The Futurism of Poetry Communication

Friday, Oct 6, 19:30 @ Anemos Cafe

Since the birth of modern literature, print press has been essential as a medium and an accumulation point. After the rise of the internet, the eco system of media changed dramatically, and poetry has been benefited (or damaged?) by it. Online reading is the new thing for the young readers. Is insisting on print poetry press a nostalgia or an experiment? Poets do not only act on whatever s/he pleases. They also have agents. Through the system, they release works online purposefully, and presale before printing. This session features participants in 3 different communication media to talk about their ideas and practices.



Poetry and Politics

Saturday, Oct 7, 14:30 @ B1 Underground salon, Tò-uat Books x Cafe Philo

Wu Jieh-min once recited poetry in a protest to support Wu Rwei-ren. As long-time friends, both are sociologists, and have a deep love for poetry, hence the sensitivity for words; at the same time, they are concerned for the society and the destiny of Taiwan. Between “Poetry and politics,” the dual identity of writer and activist, how can they realize them together in life practice?
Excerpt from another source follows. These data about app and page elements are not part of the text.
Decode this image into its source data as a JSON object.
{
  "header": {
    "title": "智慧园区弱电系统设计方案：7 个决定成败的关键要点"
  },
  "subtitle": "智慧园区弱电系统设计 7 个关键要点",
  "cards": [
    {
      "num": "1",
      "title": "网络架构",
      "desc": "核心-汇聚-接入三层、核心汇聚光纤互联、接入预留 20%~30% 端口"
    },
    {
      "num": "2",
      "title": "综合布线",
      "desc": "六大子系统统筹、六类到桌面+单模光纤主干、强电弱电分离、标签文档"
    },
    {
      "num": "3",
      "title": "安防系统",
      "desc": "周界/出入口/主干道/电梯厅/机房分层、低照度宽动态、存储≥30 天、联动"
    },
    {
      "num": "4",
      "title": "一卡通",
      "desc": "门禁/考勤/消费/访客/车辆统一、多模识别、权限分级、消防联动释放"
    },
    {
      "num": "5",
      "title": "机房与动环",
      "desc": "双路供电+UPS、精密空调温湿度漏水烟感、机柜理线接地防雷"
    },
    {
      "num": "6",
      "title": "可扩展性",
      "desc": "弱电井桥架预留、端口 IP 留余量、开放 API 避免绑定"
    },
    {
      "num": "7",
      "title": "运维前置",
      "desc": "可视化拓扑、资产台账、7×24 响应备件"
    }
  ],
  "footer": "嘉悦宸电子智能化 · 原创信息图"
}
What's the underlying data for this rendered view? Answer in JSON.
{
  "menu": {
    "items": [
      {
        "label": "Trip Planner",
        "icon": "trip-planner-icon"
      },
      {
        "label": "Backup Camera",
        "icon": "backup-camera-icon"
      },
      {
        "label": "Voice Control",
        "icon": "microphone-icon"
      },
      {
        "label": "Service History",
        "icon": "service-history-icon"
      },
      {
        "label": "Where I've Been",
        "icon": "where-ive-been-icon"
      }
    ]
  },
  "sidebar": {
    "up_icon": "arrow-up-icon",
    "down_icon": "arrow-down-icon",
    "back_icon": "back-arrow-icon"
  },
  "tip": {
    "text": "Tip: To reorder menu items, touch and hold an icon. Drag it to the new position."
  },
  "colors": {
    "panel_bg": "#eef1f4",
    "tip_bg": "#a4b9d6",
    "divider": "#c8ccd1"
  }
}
The host is another literature loving sociologist Lin Hsiu-hsin, to thread through the talk.